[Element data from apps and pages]
- - -

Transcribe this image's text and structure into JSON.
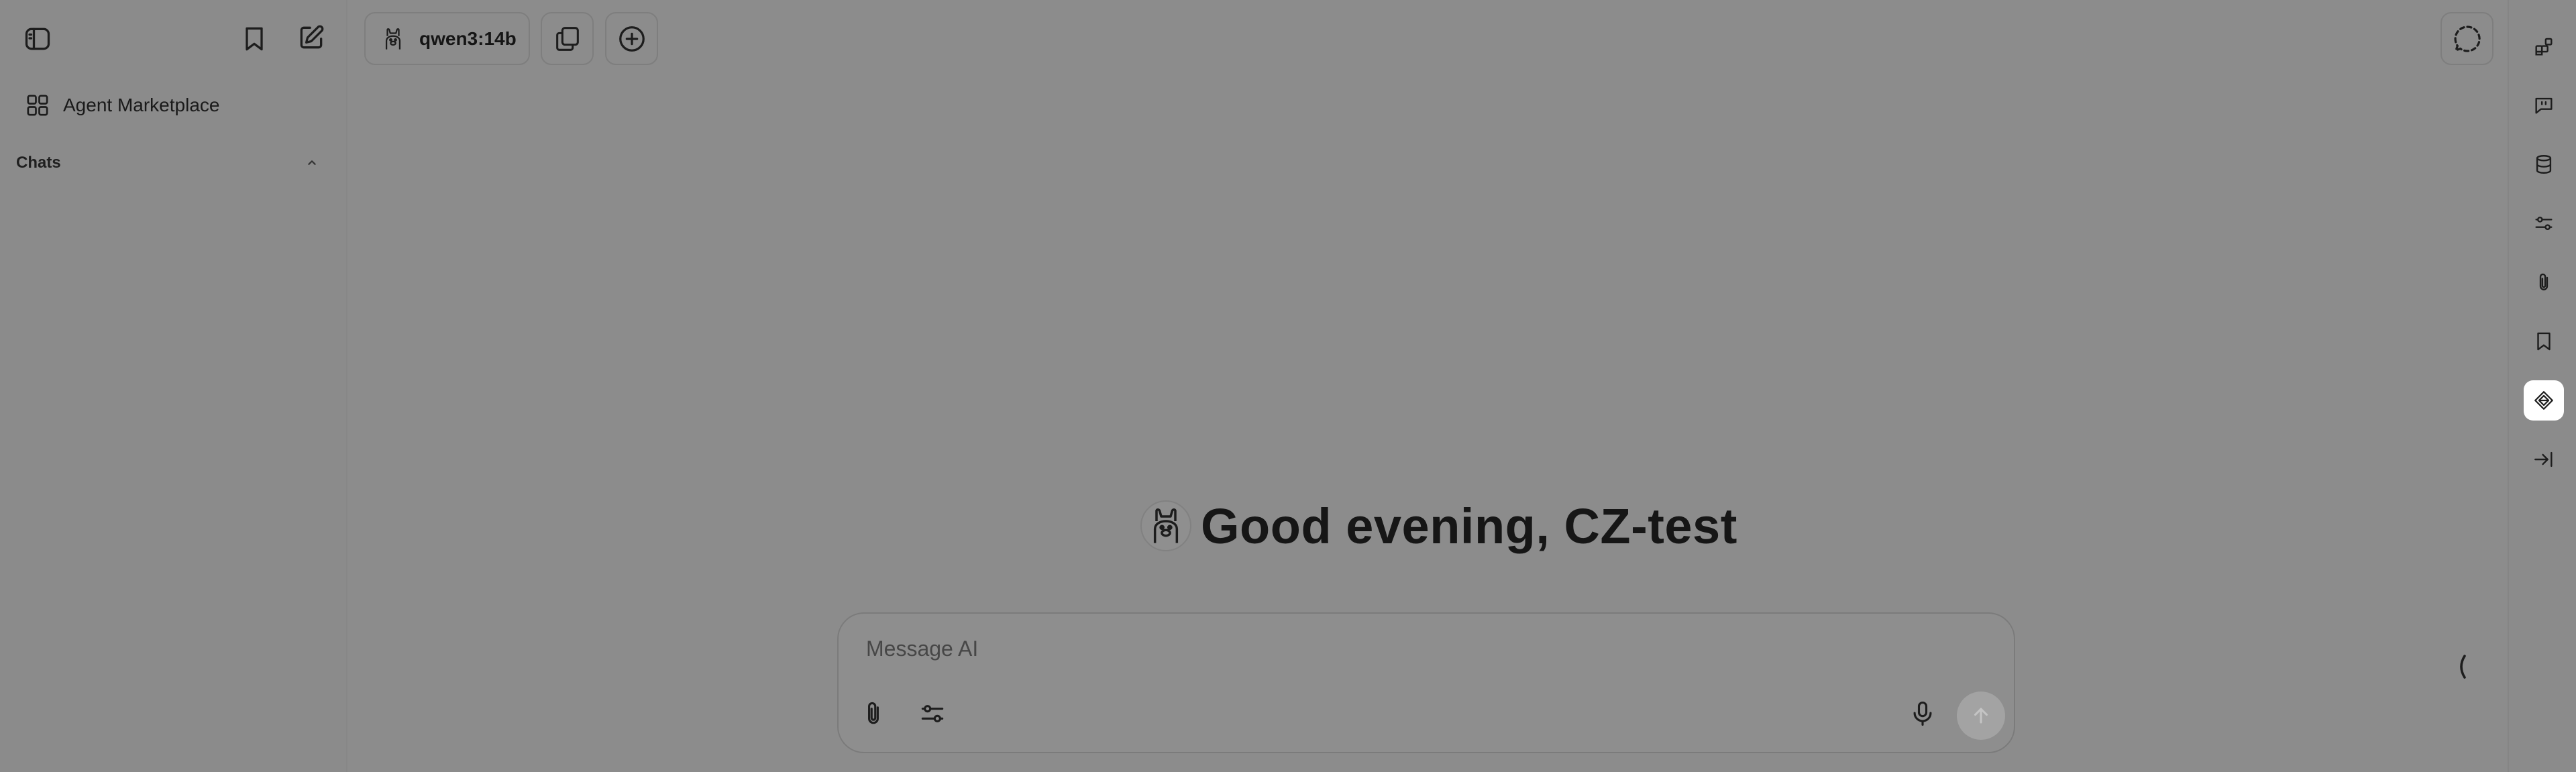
{
  "sidebar": {
    "marketplace_label": "Agent Marketplace",
    "chats_heading": "Chats"
  },
  "header": {
    "model_name": "qwen3:14b"
  },
  "main": {
    "greeting": "Good evening, CZ-test"
  },
  "composer": {
    "placeholder": "Message AI"
  },
  "icons": {
    "sidebar_toggle": "sidebar-toggle-icon",
    "bookmark": "bookmark-icon",
    "new_chat": "edit-icon",
    "marketplace": "grid-icon",
    "chevron": "chevron-up-icon",
    "model": "llama-icon",
    "copy": "copy-icon",
    "add": "plus-circle-icon",
    "attach": "paperclip-icon",
    "settings": "sliders-icon",
    "mic": "microphone-icon",
    "send": "arrow-up-icon"
  },
  "colors": {
    "overlay_background": "#8c8c8c",
    "active_rail_button": "#ffffff"
  }
}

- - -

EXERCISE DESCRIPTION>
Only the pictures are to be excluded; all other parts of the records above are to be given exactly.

RESPONSE TO THIS EXERCISE>
Transcribe this image's text and structure into JSON.
{
  "sidebar": {
    "marketplace_label": "Agent Marketplace",
    "chats_heading": "Chats"
  },
  "header": {
    "model_name": "qwen3:14b"
  },
  "main": {
    "greeting": "Good evening, CZ-test"
  },
  "composer": {
    "placeholder": "Message AI"
  },
  "icons": {
    "sidebar_toggle": "sidebar-toggle-icon",
    "bookmark": "bookmark-icon",
    "new_chat": "edit-icon",
    "marketplace": "grid-icon",
    "chevron": "chevron-up-icon",
    "model": "llama-icon",
    "copy": "copy-icon",
    "add": "plus-circle-icon",
    "attach": "paperclip-icon",
    "settings": "sliders-icon",
    "mic": "microphone-icon",
    "send": "arrow-up-icon"
  },
  "colors": {
    "overlay_background": "#8c8c8c",
    "active_rail_button": "#ffffff"
  }
}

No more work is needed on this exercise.